How often do you find yourself carefully weighing your words, because you know one word is more suitable for what you mean or one resonates better with the audience. Your choice of words can largely affect the result of your message. That is verbal branding: everything you communicate with words surrounding your brand. In other words, creating brand differentiation through language. You can also call that brand language, and it’s a fundamental part of your identity and essential for brand interaction. The more specific your choice of words, the more clearly an image can be formed by your target audience.
Verbal brand identity
When you have a strong vision, the art is to convey this vision with your brand. Simon Sinek’s Golden Circle is a framework that explains that a vision revolves around the ‘why’ behind what we do and what problem we want to solve. It is then a question of how we can achieve this in an effective way and what activities are involved. Developing a verbal brand identity unfortunately takes more than this. When creating this identity you also need to know who you are as a brand. What do you stand for and how do you behave? Only when you figure these things out you can get to the core of your brand. The brand identity enables you to communicate with the outside world. Developing an identity and name is all about making choices. Because if you want to be everything, for everyone, you are ultimately nothing to nobody.

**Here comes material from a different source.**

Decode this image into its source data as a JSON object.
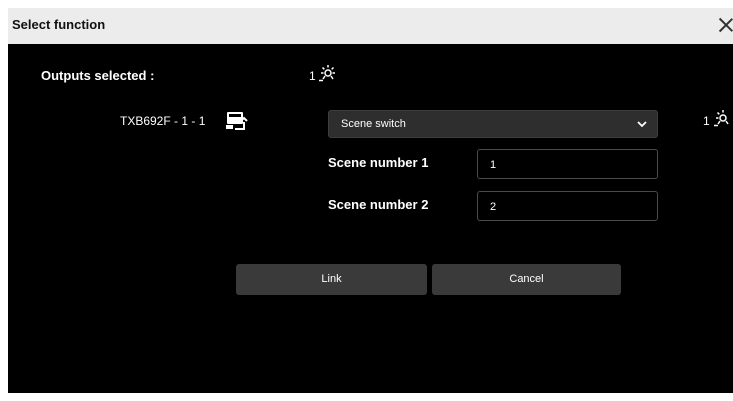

Making choices is of importance in name creation. It is only possible to incorporate 1, 2 or a maximum of 3 elements of your brand when creating a name. This is when we talk about name positioning. These are elements that remain very close to your brand identity. Your name is often the first touchpoint between a brand and the target audience. This is why naming forms an extremely important part of your brand identity and image. It is a point of differentiation, it helps you position yourself in the market, gives strength to the brand, enables you to communicate more than just what you see, and above all makes something nameable.
We concluded the presentation on Thursday with a case for which the attendees got to work with naming themselves. They were asked the same question we once received by Vogelaar Vredehof. “Develop a name for this ‘juicy, sweet, crunchy and slightly acidic apple that has a bite to it’, which would be suitable for the shelves of a large supermarket chain (Albert Heijn, but we didn’t tell them that), and is grown in the Netherlands for all Dutch people.’’ The groups came up with names and slogans for the apple, by successively associating, creating and selecting.
Find out more about the apple of The Netherlands which we named ‘Sprank’: https://www.globrands.com/projects/sprank/